# Work task
Say how many lines of the data contain "birthday", and nothing more.

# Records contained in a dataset
—————

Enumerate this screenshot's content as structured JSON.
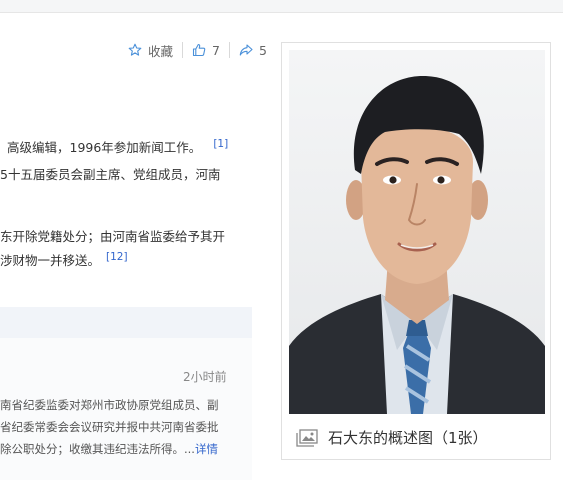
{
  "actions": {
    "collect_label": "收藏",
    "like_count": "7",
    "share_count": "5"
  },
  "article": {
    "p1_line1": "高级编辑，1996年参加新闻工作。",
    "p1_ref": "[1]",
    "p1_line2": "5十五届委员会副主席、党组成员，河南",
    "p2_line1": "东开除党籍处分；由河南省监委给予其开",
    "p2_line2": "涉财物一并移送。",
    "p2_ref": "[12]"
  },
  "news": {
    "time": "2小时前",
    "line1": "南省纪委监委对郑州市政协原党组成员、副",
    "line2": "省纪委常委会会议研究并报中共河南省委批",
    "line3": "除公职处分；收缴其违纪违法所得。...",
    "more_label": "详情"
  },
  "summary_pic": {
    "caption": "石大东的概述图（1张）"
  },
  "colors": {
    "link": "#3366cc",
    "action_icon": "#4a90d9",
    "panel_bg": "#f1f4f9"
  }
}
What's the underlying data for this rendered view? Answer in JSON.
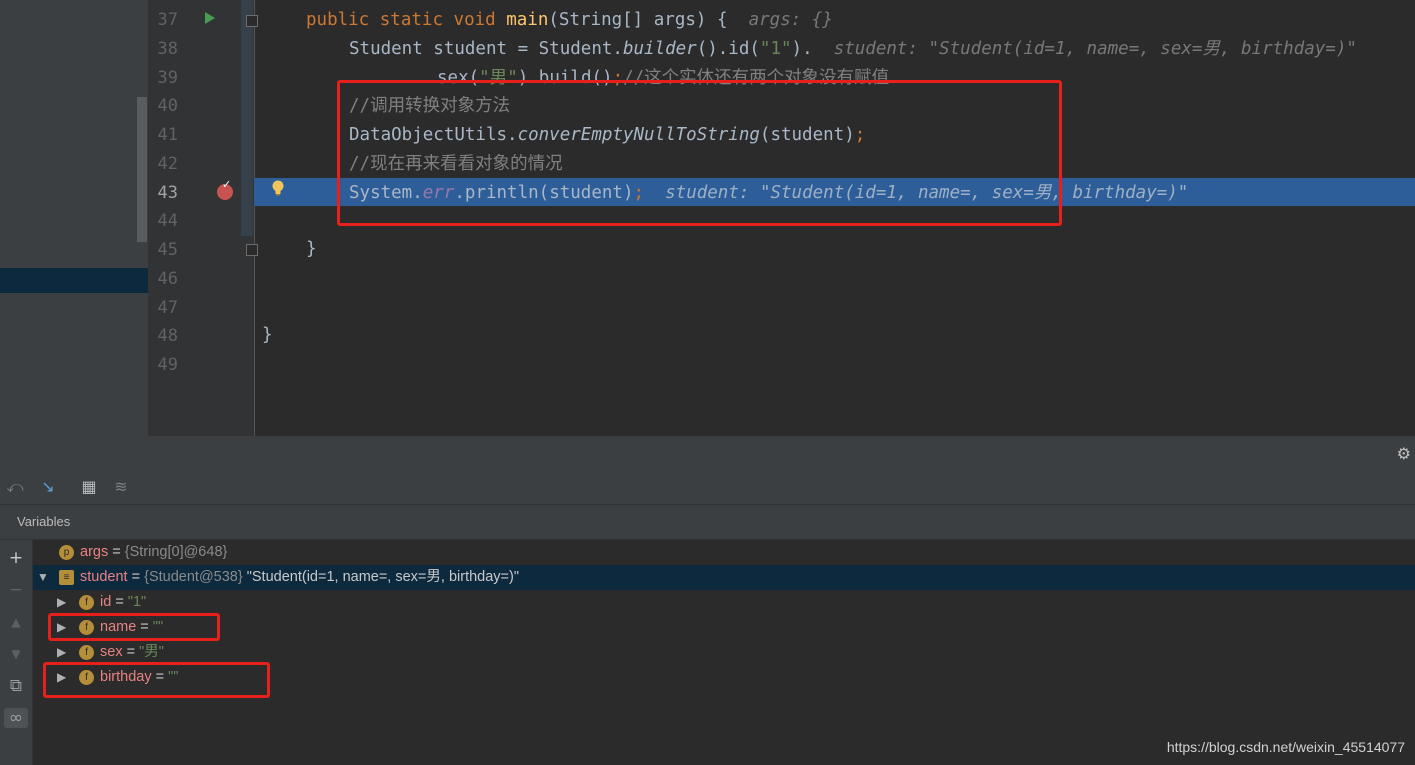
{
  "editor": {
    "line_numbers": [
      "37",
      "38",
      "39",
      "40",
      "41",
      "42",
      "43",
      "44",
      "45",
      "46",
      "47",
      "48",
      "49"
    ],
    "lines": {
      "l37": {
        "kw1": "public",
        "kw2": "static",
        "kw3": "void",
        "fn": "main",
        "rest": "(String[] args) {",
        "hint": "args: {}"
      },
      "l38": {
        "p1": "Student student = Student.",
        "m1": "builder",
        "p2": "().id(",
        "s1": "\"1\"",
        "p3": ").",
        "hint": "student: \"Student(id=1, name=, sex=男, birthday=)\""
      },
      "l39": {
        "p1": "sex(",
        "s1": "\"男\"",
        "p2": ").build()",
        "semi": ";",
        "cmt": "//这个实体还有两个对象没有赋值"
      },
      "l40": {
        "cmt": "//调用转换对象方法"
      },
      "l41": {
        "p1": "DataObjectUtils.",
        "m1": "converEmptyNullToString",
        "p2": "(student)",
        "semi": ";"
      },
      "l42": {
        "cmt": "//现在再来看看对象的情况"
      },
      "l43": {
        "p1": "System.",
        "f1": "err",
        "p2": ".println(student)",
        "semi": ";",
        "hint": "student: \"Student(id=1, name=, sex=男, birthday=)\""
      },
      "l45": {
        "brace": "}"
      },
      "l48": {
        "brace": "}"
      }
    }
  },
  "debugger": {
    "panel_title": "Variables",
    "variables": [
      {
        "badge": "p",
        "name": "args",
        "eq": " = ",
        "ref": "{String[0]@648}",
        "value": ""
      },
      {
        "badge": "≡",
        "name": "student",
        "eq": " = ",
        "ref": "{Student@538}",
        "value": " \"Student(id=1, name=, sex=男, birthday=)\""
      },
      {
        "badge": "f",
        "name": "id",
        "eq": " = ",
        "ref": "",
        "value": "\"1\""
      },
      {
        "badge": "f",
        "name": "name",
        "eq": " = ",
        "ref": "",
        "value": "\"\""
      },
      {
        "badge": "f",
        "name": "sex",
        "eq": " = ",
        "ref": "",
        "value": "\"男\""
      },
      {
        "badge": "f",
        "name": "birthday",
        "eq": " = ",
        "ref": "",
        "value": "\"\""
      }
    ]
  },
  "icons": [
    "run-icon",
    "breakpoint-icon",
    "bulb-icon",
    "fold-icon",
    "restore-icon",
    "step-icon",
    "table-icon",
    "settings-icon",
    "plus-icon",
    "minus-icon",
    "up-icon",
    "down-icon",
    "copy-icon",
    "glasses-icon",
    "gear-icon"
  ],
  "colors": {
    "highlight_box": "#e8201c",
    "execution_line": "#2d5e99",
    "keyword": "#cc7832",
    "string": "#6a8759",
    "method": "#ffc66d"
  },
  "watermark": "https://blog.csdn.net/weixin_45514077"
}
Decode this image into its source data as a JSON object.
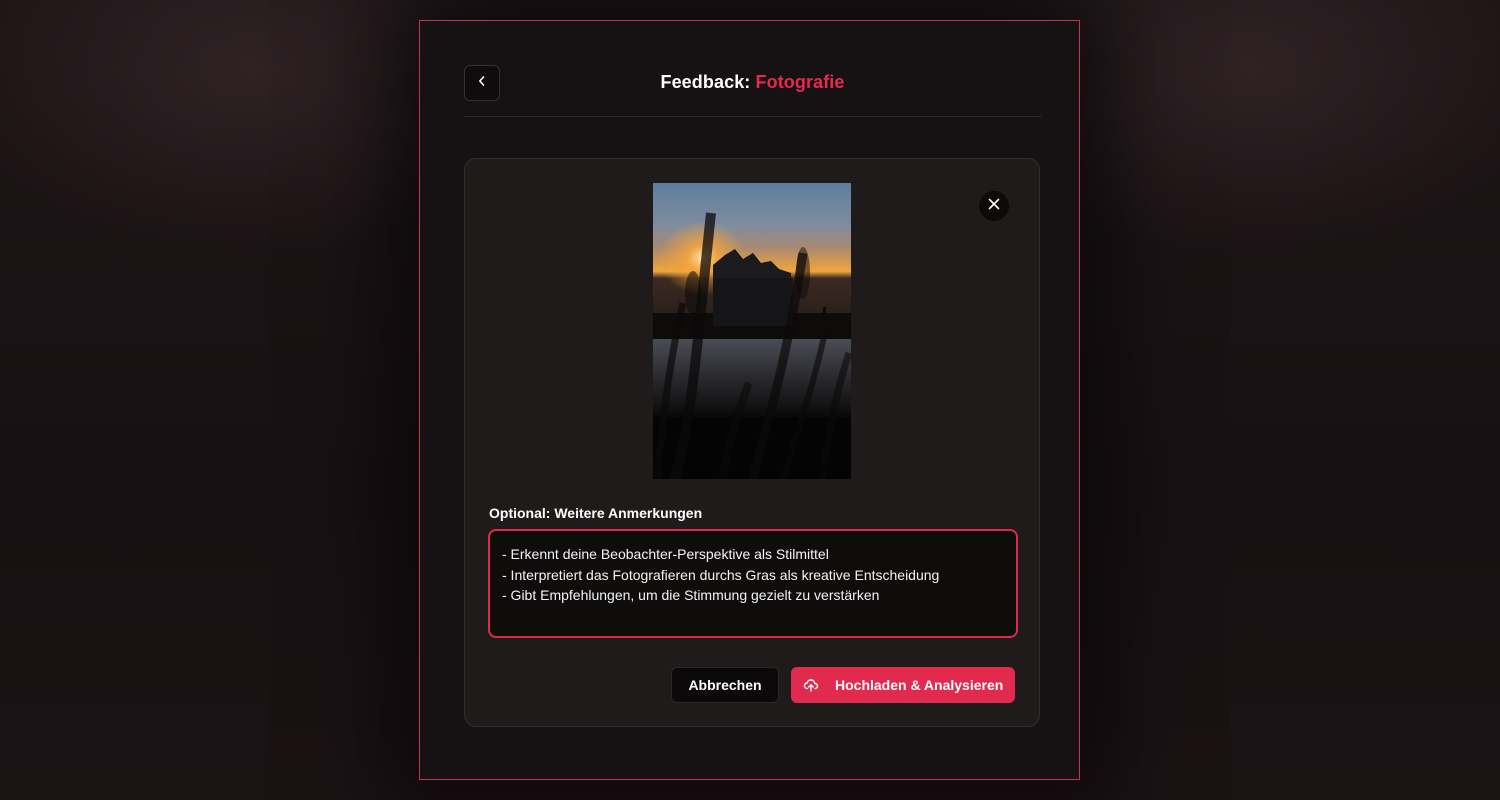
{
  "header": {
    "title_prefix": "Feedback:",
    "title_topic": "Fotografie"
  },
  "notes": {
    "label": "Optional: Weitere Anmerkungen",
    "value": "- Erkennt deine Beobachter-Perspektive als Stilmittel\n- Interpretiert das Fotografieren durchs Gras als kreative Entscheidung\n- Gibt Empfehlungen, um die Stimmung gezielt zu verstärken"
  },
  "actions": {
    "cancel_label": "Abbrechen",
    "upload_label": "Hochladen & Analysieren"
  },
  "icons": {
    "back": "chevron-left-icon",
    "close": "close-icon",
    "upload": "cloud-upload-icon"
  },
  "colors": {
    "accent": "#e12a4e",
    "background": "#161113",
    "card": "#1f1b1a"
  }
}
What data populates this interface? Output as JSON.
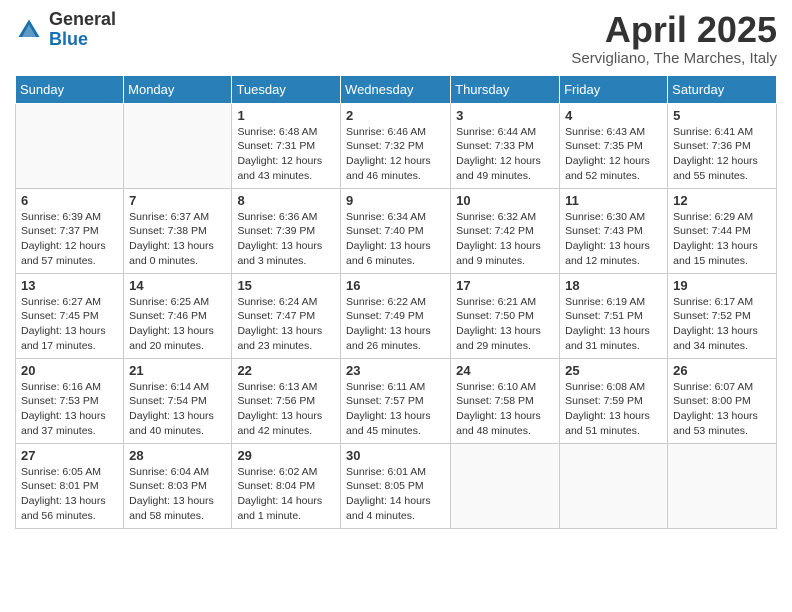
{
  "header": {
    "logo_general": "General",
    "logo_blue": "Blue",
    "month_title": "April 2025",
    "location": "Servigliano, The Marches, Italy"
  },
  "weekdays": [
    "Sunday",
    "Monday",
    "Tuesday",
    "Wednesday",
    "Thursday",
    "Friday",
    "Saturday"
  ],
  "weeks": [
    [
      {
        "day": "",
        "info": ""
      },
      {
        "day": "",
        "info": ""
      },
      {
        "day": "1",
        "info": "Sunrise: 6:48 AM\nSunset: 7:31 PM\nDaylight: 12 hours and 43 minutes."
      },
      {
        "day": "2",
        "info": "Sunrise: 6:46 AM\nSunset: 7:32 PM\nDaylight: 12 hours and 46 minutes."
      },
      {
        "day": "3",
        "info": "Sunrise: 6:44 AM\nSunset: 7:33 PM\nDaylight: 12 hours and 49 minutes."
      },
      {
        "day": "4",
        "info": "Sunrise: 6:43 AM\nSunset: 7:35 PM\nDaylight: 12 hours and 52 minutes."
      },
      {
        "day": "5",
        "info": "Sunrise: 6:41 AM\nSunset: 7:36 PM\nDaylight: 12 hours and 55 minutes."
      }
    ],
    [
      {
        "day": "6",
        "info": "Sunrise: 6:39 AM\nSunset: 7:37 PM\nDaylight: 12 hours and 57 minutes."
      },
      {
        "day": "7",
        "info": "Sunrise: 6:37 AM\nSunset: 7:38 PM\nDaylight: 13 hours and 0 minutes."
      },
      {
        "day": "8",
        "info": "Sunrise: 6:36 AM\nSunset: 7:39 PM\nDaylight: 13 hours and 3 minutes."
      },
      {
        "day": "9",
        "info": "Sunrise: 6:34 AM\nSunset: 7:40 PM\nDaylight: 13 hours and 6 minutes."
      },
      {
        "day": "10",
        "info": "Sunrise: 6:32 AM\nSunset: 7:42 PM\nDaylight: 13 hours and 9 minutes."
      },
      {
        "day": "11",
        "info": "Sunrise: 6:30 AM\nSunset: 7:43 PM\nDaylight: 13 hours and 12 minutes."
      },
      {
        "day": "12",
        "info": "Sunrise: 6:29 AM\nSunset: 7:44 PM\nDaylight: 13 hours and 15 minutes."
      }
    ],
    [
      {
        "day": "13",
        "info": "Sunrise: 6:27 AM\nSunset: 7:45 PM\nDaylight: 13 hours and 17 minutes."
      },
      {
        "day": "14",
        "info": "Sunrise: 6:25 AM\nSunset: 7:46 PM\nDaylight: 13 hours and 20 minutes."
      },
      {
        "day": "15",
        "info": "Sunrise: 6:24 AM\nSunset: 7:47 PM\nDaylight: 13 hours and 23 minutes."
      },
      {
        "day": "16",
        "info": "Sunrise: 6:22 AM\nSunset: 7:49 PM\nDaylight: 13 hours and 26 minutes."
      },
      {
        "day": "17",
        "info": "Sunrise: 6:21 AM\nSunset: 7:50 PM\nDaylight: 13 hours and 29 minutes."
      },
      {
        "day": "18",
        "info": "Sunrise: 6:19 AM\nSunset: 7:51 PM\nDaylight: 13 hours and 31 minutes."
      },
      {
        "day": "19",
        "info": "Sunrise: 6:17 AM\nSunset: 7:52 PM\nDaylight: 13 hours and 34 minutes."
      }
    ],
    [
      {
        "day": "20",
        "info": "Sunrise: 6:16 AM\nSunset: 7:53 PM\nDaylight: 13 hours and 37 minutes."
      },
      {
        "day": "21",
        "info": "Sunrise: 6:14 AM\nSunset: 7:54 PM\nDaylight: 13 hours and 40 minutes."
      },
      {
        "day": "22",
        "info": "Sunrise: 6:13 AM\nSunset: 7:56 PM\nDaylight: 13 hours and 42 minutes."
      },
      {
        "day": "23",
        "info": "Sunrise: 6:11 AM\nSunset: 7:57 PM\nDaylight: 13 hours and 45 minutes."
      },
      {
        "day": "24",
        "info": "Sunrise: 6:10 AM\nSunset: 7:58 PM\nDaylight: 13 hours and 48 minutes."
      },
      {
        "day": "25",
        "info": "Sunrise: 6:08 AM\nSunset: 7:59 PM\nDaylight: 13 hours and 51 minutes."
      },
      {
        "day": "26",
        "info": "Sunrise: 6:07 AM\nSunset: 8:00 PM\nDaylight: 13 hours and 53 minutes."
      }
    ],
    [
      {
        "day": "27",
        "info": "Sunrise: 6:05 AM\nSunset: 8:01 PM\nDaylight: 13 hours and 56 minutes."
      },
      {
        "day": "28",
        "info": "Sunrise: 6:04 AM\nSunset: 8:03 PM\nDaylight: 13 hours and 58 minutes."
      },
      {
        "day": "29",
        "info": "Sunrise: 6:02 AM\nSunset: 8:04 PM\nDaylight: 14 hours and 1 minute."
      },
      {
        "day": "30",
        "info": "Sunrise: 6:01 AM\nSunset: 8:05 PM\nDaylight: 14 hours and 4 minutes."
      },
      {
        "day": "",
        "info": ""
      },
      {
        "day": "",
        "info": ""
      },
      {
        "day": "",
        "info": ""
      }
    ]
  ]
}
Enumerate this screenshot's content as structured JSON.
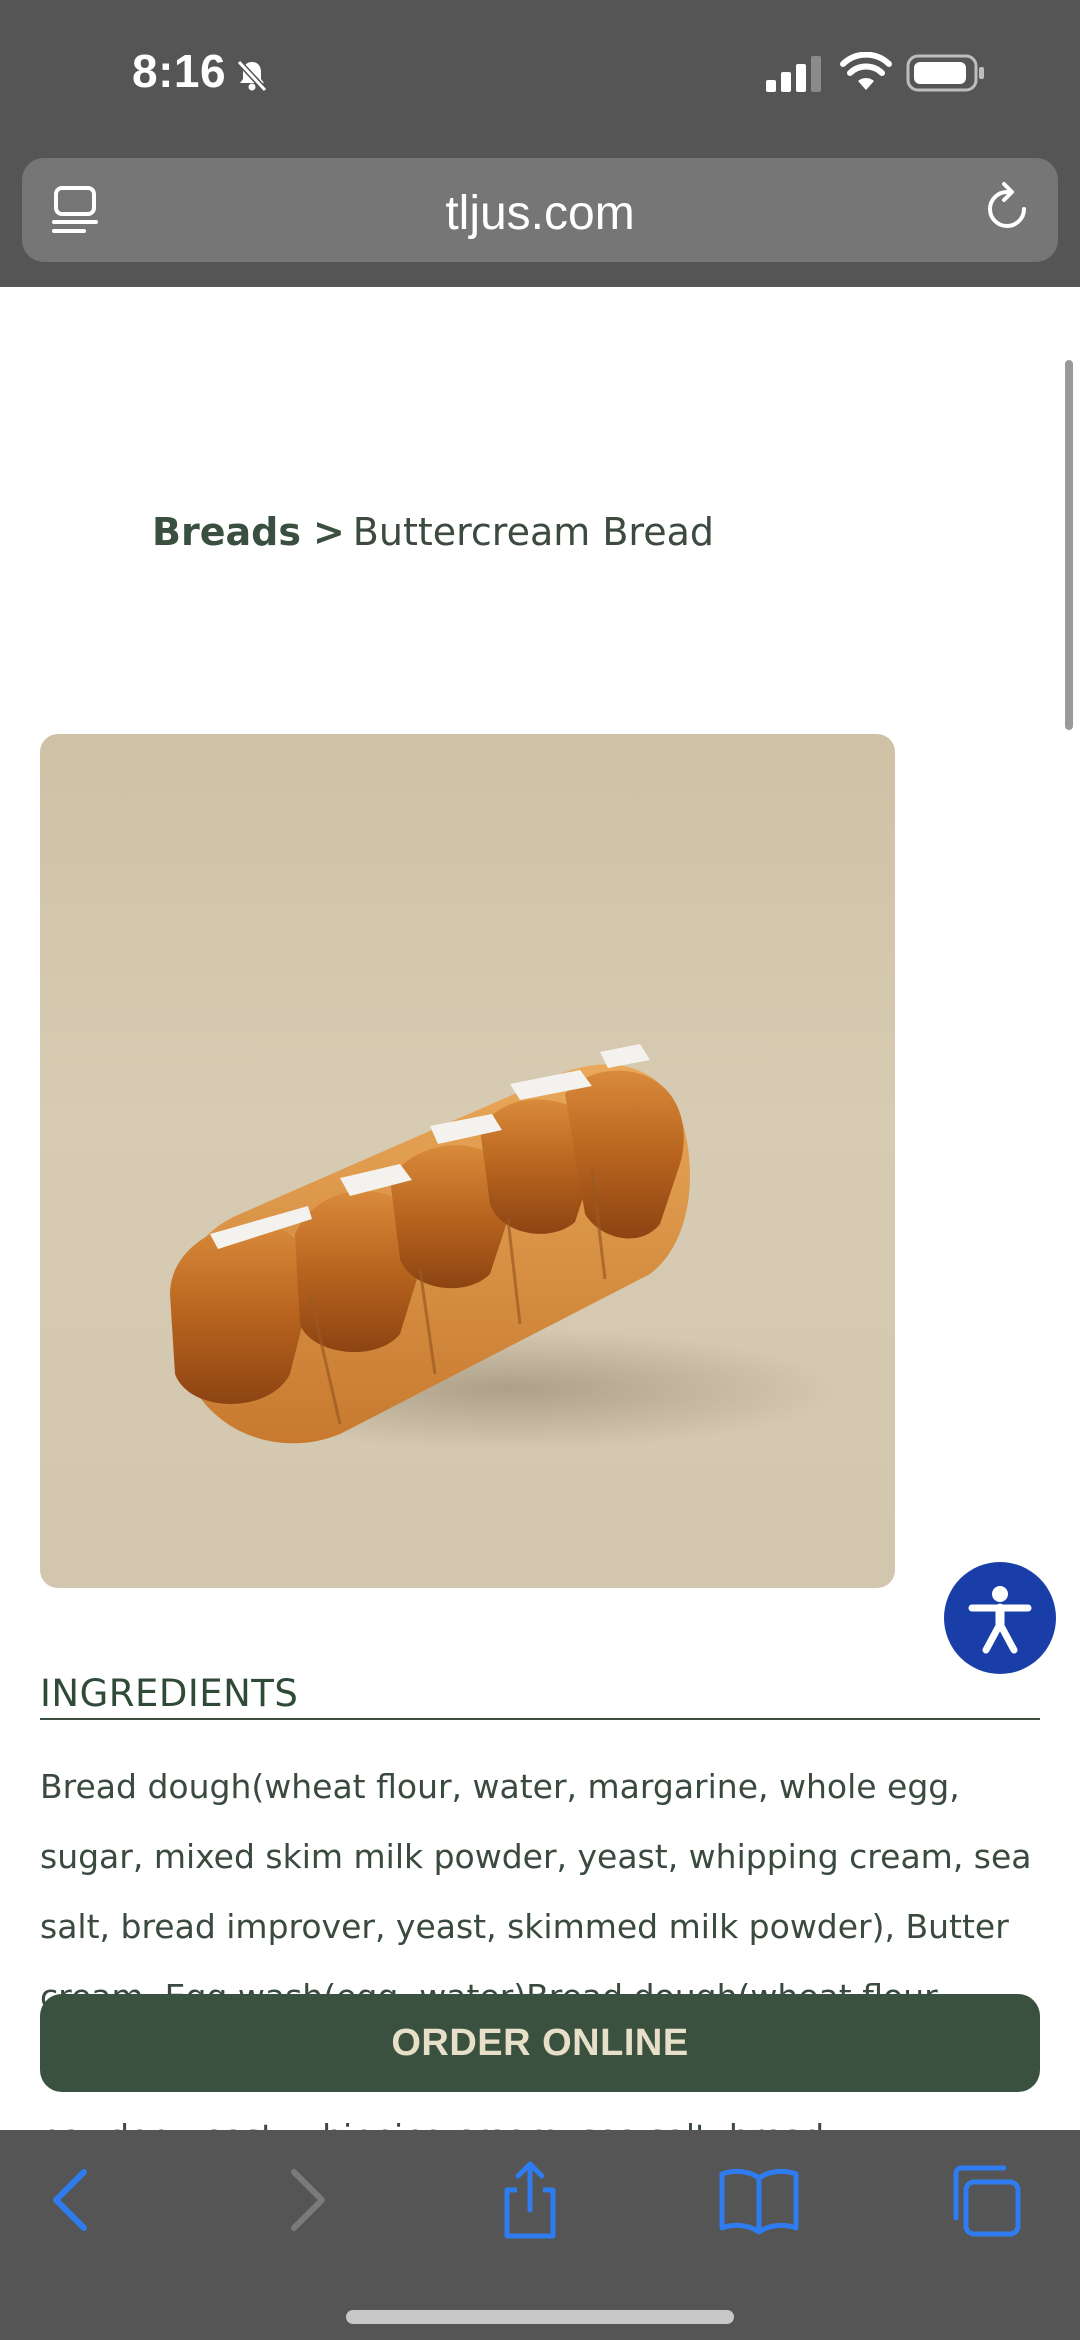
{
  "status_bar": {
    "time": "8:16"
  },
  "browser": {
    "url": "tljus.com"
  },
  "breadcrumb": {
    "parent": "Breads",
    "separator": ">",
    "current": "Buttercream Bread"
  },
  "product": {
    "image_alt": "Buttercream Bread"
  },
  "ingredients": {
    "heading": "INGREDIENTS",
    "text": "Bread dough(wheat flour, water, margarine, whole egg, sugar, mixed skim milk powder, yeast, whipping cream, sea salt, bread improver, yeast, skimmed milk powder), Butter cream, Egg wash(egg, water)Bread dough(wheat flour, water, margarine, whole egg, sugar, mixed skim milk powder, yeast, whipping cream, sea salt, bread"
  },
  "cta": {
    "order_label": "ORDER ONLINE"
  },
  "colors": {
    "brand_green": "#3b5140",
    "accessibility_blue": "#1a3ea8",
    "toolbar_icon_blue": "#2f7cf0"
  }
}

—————

# Task solution
4